** SOURCE DATA follows **
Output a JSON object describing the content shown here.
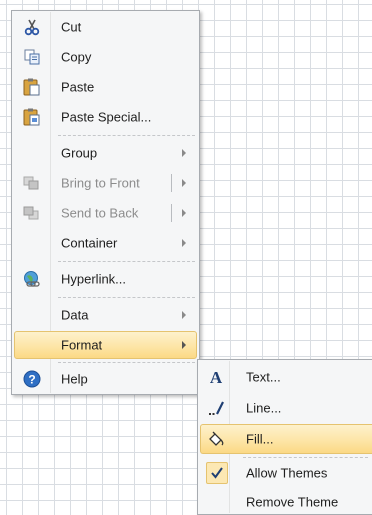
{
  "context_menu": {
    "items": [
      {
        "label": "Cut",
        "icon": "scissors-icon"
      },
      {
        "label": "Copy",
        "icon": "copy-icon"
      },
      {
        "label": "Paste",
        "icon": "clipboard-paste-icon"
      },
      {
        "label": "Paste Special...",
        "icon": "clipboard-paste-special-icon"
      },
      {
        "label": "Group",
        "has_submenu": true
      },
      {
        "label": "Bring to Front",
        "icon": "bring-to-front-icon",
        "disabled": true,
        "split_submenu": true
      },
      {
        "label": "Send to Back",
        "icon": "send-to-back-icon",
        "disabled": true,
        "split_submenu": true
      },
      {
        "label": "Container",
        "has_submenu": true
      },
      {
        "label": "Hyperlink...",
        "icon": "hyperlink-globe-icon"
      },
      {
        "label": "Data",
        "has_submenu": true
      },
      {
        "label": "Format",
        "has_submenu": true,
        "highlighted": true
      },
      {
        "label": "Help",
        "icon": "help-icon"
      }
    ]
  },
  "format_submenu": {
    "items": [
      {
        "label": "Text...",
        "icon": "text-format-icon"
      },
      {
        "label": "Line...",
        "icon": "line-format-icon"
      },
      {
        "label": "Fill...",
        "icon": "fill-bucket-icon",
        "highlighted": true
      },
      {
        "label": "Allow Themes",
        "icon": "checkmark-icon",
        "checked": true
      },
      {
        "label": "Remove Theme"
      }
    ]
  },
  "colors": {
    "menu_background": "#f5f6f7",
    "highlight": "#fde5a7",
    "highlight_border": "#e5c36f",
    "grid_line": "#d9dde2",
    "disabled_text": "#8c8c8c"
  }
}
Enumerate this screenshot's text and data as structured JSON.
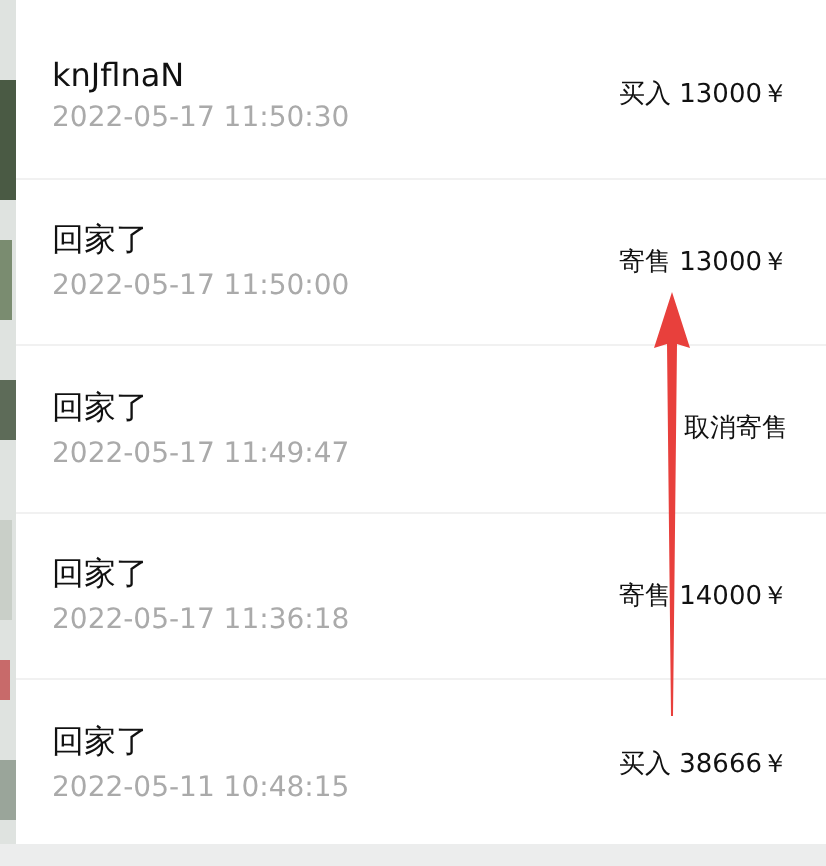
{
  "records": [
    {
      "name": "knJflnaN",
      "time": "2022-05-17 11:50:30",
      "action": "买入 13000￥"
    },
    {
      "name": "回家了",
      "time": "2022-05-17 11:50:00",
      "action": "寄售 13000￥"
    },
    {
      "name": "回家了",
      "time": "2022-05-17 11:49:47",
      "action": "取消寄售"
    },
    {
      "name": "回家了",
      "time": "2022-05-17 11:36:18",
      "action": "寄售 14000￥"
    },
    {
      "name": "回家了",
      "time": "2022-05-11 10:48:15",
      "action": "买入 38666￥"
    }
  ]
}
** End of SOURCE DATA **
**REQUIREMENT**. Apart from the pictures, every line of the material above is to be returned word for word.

**TASK OUTPUT**.
Output a JSON object describing the content shown here.
{
  "context_menu": {
    "items": [
      {
        "label": "Cut",
        "icon": "scissors-icon"
      },
      {
        "label": "Copy",
        "icon": "copy-icon"
      },
      {
        "label": "Paste",
        "icon": "clipboard-paste-icon"
      },
      {
        "label": "Paste Special...",
        "icon": "clipboard-paste-special-icon"
      },
      {
        "label": "Group",
        "has_submenu": true
      },
      {
        "label": "Bring to Front",
        "icon": "bring-to-front-icon",
        "disabled": true,
        "split_submenu": true
      },
      {
        "label": "Send to Back",
        "icon": "send-to-back-icon",
        "disabled": true,
        "split_submenu": true
      },
      {
        "label": "Container",
        "has_submenu": true
      },
      {
        "label": "Hyperlink...",
        "icon": "hyperlink-globe-icon"
      },
      {
        "label": "Data",
        "has_submenu": true
      },
      {
        "label": "Format",
        "has_submenu": true,
        "highlighted": true
      },
      {
        "label": "Help",
        "icon": "help-icon"
      }
    ]
  },
  "format_submenu": {
    "items": [
      {
        "label": "Text...",
        "icon": "text-format-icon"
      },
      {
        "label": "Line...",
        "icon": "line-format-icon"
      },
      {
        "label": "Fill...",
        "icon": "fill-bucket-icon",
        "highlighted": true
      },
      {
        "label": "Allow Themes",
        "icon": "checkmark-icon",
        "checked": true
      },
      {
        "label": "Remove Theme"
      }
    ]
  },
  "colors": {
    "menu_background": "#f5f6f7",
    "highlight": "#fde5a7",
    "highlight_border": "#e5c36f",
    "grid_line": "#d9dde2",
    "disabled_text": "#8c8c8c"
  }
}
Enumerate this screenshot's text and data as structured JSON.
{
  "records": [
    {
      "name": "knJflnaN",
      "time": "2022-05-17 11:50:30",
      "action": "买入 13000￥"
    },
    {
      "name": "回家了",
      "time": "2022-05-17 11:50:00",
      "action": "寄售 13000￥"
    },
    {
      "name": "回家了",
      "time": "2022-05-17 11:49:47",
      "action": "取消寄售"
    },
    {
      "name": "回家了",
      "time": "2022-05-17 11:36:18",
      "action": "寄售 14000￥"
    },
    {
      "name": "回家了",
      "time": "2022-05-11 10:48:15",
      "action": "买入 38666￥"
    }
  ]
}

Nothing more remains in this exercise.